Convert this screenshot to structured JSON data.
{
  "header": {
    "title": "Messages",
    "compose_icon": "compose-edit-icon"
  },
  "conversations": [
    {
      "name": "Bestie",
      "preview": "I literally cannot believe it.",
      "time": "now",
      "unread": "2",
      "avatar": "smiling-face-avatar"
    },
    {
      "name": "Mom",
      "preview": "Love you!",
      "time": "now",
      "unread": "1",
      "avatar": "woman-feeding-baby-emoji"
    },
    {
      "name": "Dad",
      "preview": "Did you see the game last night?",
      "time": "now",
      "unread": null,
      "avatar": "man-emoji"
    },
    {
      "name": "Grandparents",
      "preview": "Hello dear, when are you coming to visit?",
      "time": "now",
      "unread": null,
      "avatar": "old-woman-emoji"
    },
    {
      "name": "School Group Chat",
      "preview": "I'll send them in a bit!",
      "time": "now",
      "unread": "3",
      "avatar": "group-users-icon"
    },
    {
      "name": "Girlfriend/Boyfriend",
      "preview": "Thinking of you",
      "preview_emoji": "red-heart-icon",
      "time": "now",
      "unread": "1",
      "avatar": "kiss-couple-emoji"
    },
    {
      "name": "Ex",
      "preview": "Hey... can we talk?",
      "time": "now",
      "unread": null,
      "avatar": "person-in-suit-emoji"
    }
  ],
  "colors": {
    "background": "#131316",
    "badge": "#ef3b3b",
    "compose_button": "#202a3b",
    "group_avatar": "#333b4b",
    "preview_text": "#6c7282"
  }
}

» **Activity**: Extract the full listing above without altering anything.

» **Solution**:
Convert this screenshot to structured JSON data.
{
  "header": {
    "title": "Messages",
    "compose_icon": "compose-edit-icon"
  },
  "conversations": [
    {
      "name": "Bestie",
      "preview": "I literally cannot believe it.",
      "time": "now",
      "unread": "2",
      "avatar": "smiling-face-avatar"
    },
    {
      "name": "Mom",
      "preview": "Love you!",
      "time": "now",
      "unread": "1",
      "avatar": "woman-feeding-baby-emoji"
    },
    {
      "name": "Dad",
      "preview": "Did you see the game last night?",
      "time": "now",
      "unread": null,
      "avatar": "man-emoji"
    },
    {
      "name": "Grandparents",
      "preview": "Hello dear, when are you coming to visit?",
      "time": "now",
      "unread": null,
      "avatar": "old-woman-emoji"
    },
    {
      "name": "School Group Chat",
      "preview": "I'll send them in a bit!",
      "time": "now",
      "unread": "3",
      "avatar": "group-users-icon"
    },
    {
      "name": "Girlfriend/Boyfriend",
      "preview": "Thinking of you",
      "preview_emoji": "red-heart-icon",
      "time": "now",
      "unread": "1",
      "avatar": "kiss-couple-emoji"
    },
    {
      "name": "Ex",
      "preview": "Hey... can we talk?",
      "time": "now",
      "unread": null,
      "avatar": "person-in-suit-emoji"
    }
  ],
  "colors": {
    "background": "#131316",
    "badge": "#ef3b3b",
    "compose_button": "#202a3b",
    "group_avatar": "#333b4b",
    "preview_text": "#6c7282"
  }
}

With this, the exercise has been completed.